Whitlow’s movement continues to spread the word of God, but more importantly that a person really just needs a “foundational piece.” For Whitlow, religion has brought him through his past periods where he recalls having nothing and God brought him back.
“I have learned if I was willing to take the risk to believe God is bigger than any of my problems, he will show me how big He is,” Whitlow said. “You have to at least give somebody a chance to prove who they are. It is the Jesus platform. I do whatever he did and just flip it to today.”
No More Dirty has been around for seven and a half years. Whitlow has given his time to make sure that he continues to create change in his communities. Marcus Nelson, who is also known as DJ Sizahanz the producer, co-host and DJ for the Bible, Beats and Bars sessions, wants people to know just how much No More Dirty means to Fred.

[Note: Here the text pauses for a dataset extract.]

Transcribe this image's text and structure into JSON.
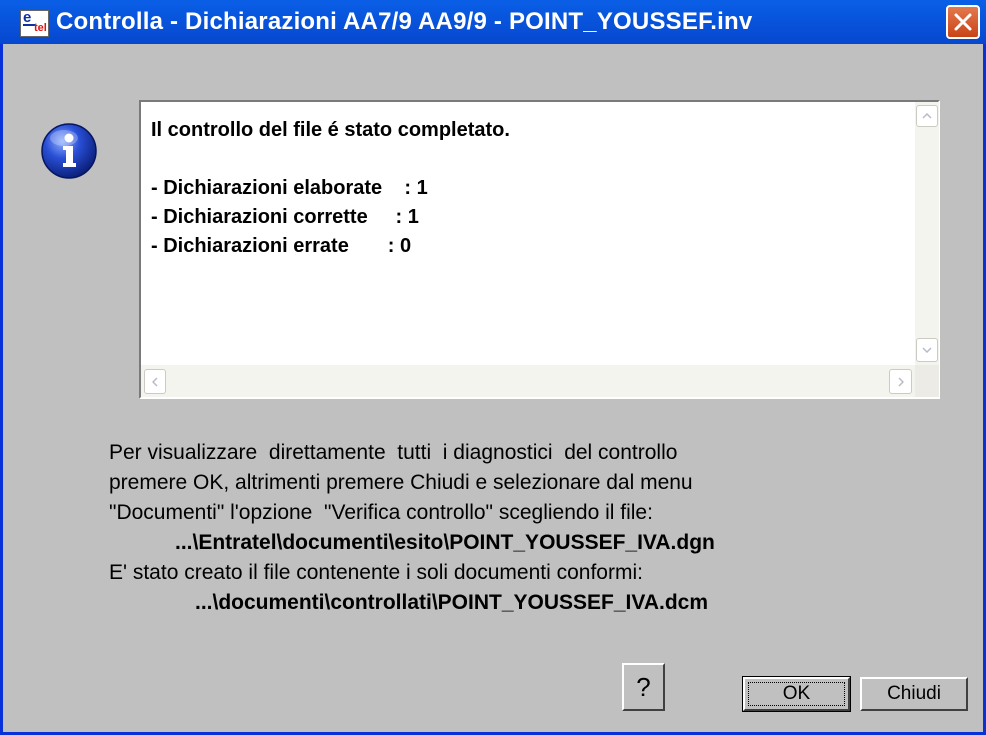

“Fred has dedicated his life, I mean it is pretty obvious, but I can vouch that he has dedicated his life and well being for the betterment of the community,” Nelson said. “ He wants to see people better themselves, communities, families, black and brown and everybody else.”
Whitlow’s dedication will not end anytime soon as he has plans for the future of No More Dirty. He aspires it to be a company that provides wealth to black communities and families. He wants No More Dirty to keep giving a platform where the dreams of the young can come true. His overall plan is to make sure that those that do not have an example of what accomplishing a goal looks like, sees it at No More Dirty.
“I see No More Dirty as being that parent company that then actually develops and launches people into becoming executives, black excellence in whatever area of expertise. I am going to help young people do the same things adults are doing and do it within a two to five year range. So by the time you get to that adult age, by watching what we are doing with our smart programs, summer initiatives, the greatness project, they will already be able to do what it is they love and their content will be clean,” Whitlow said. “The goal is to provide internships for those 13 to18 and for me, I want to never have to lose the autonomy of creativity.”
Whitlow wants every listener to know, even if it is their first or 100th listen, that no pain nor hardship lasts forever. His message is that whatever his listeners do, they can be successful in it without doing it dirty.
“Whatever your toughest moment is, it is not your last moment,” Whitlow said. “You tuned into the number one show that is going to help you see that you can do this and that you can do it without using negative, illegal, immoral or unethical means. If you want to get this money, you do not have to sell drugs to get it. If you want to be a great artist, you do not have to do this or that to be it. You just have to do hard work, research, and be consistent with balance. Have time to rest, time for spiritual means and support. If you do not find those, hopefully our show or our platform in any form helps you find one of those 21st century interventions.”